The concept of a “living” building is far from new. Since the dawn of building, architects have compared artificial structures to natural structures, and a century ago Frank Lloyd Wright used the term organic to refer to “living architecture.” What’s possibly different, however, is that in the past architects used nature as a model for form, whereas now they speak of it as a model for function. “Imagine buildings that are built to operate as elegantly and efficiently as a flower,” the LBC encourages us to do. Architecture shouldn’t look like a flower — it should act like one. This is the core concept of biomimicry, which uses the lessons of nature to stimulate innovation. Biologist Janine Benyus, who keynoted this year’s Living Future, popularized the idea in her 1997 book, Biomimicry: Innovation Inspired by Nature.
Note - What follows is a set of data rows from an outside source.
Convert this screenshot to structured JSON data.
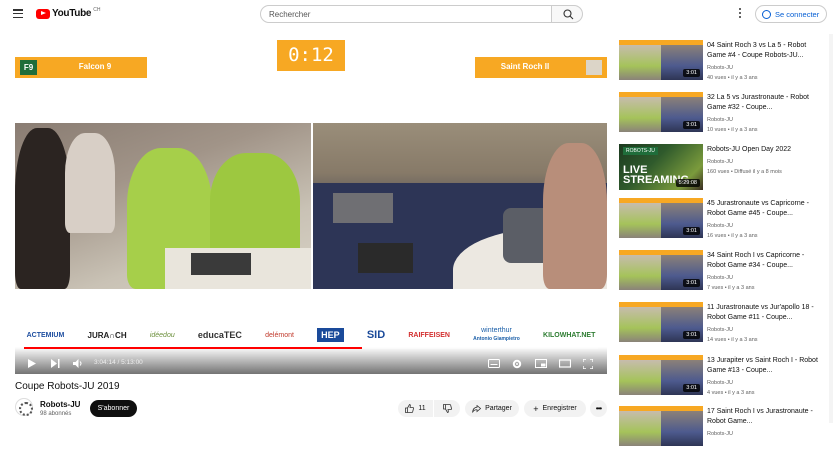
{
  "header": {
    "logo_text": "YouTube",
    "logo_country": "CH",
    "search_placeholder": "Rechercher",
    "signin_label": "Se connecter"
  },
  "video": {
    "scoreboard": {
      "left_code": "F9",
      "left_team": "Falcon 9",
      "timer": "0:12",
      "right_team": "Saint Roch II"
    },
    "sponsors": [
      "ACTEMIUM",
      "JURA∩CH",
      "idéedou",
      "educaTEC",
      "delémont",
      "HEP",
      "SID",
      "RAIFFEISEN",
      "winterthur",
      "KILOWHAT.NET"
    ],
    "sponsor_sub": "Antonio Giampietro",
    "time_current": "3:04:14",
    "time_total": "5:13:00",
    "progress": 0.588
  },
  "title": "Coupe Robots-JU 2019",
  "channel": {
    "name": "Robots-JU",
    "subs": "98 abonnés",
    "subscribe_label": "S'abonner"
  },
  "actions": {
    "likes": "11",
    "share_label": "Partager",
    "save_label": "Enregistrer"
  },
  "sidebar": [
    {
      "title": "04 Saint Roch 3 vs La 5 - Robot Game #4 - Coupe Robots-JU...",
      "channel": "Robots-JU",
      "meta": "40 vues • il y a 3 ans",
      "duration": "3:01"
    },
    {
      "title": "32 La 5 vs Jurastronaute - Robot Game #32 - Coupe...",
      "channel": "Robots-JU",
      "meta": "10 vues • il y a 3 ans",
      "duration": "3:01"
    },
    {
      "title": "Robots-JU Open Day 2022",
      "channel": "Robots-JU",
      "meta": "160 vues • Diffusé il y a 8 mois",
      "duration": "5:29:08",
      "live_badge": "ROBOTS-JU",
      "live_text": "LIVE STREAMING"
    },
    {
      "title": "45 Jurastronaute vs Capricorne - Robot Game #45 - Coupe...",
      "channel": "Robots-JU",
      "meta": "16 vues • il y a 3 ans",
      "duration": "3:01"
    },
    {
      "title": "34 Saint Roch I vs Capricorne - Robot Game #34 - Coupe...",
      "channel": "Robots-JU",
      "meta": "7 vues • il y a 3 ans",
      "duration": "3:01"
    },
    {
      "title": "11 Jurastronaute vs Jur'apollo 18 - Robot Game #11 - Coupe...",
      "channel": "Robots-JU",
      "meta": "14 vues • il y a 3 ans",
      "duration": "3:01"
    },
    {
      "title": "13 Jurapiter vs Saint Roch I - Robot Game #13 - Coupe...",
      "channel": "Robots-JU",
      "meta": "4 vues • il y a 3 ans",
      "duration": "3:01"
    },
    {
      "title": "17 Saint Roch I vs Jurastronaute - Robot Game...",
      "channel": "Robots-JU",
      "meta": "",
      "duration": ""
    }
  ],
  "colors": {
    "accent_orange": "#f7a823",
    "team_green": "#1f6d3a",
    "progress_red": "#ff0000"
  }
}
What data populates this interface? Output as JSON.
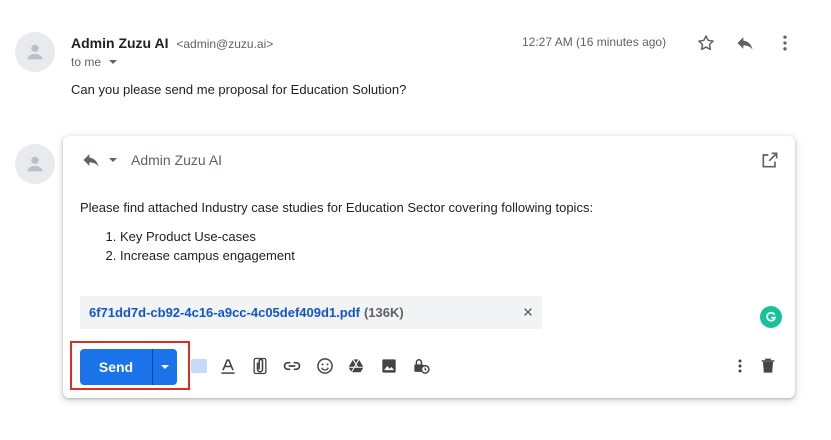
{
  "message": {
    "sender_name": "Admin Zuzu AI",
    "sender_email": "<admin@zuzu.ai>",
    "to_label": "to me",
    "timestamp": "12:27 AM (16 minutes ago)",
    "body": "Can you please send me proposal for Education Solution?"
  },
  "reply": {
    "recipient": "Admin Zuzu AI",
    "intro": "Please find attached Industry case studies for Education Sector covering following topics:",
    "topics": [
      "Key Product Use-cases",
      "Increase campus engagement"
    ],
    "attachment": {
      "filename": "6f71dd7d-cb92-4c16-a9cc-4c05def409d1.pdf",
      "size": "(136K)"
    },
    "send_label": "Send"
  },
  "colors": {
    "accent": "#1a73e8",
    "link": "#1155cc",
    "highlight": "#d93025",
    "grammarly": "#15c39a"
  },
  "icons": [
    "person-icon",
    "star-icon",
    "reply-icon",
    "more-vert-icon",
    "popout-icon",
    "close-icon",
    "grammarly-icon",
    "format-text-icon",
    "attach-icon",
    "link-icon",
    "emoji-icon",
    "drive-icon",
    "photo-icon",
    "confidential-icon",
    "delete-icon"
  ]
}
“What if buildings were alive?” architect William McDonough often asked during the same period (late ’90s, early ’00s). “What if our homes and workplaces were like trees, living organisms participating productively in their surroundings?” he wrote in 2002. I worked for McDonough at the time, and while I found his vision to be inspiring, I struggled to reconcile the differences between a building that is “alive” and a building “like a tree,” the language shifting back and forth between fact and metaphor, life and like life. […]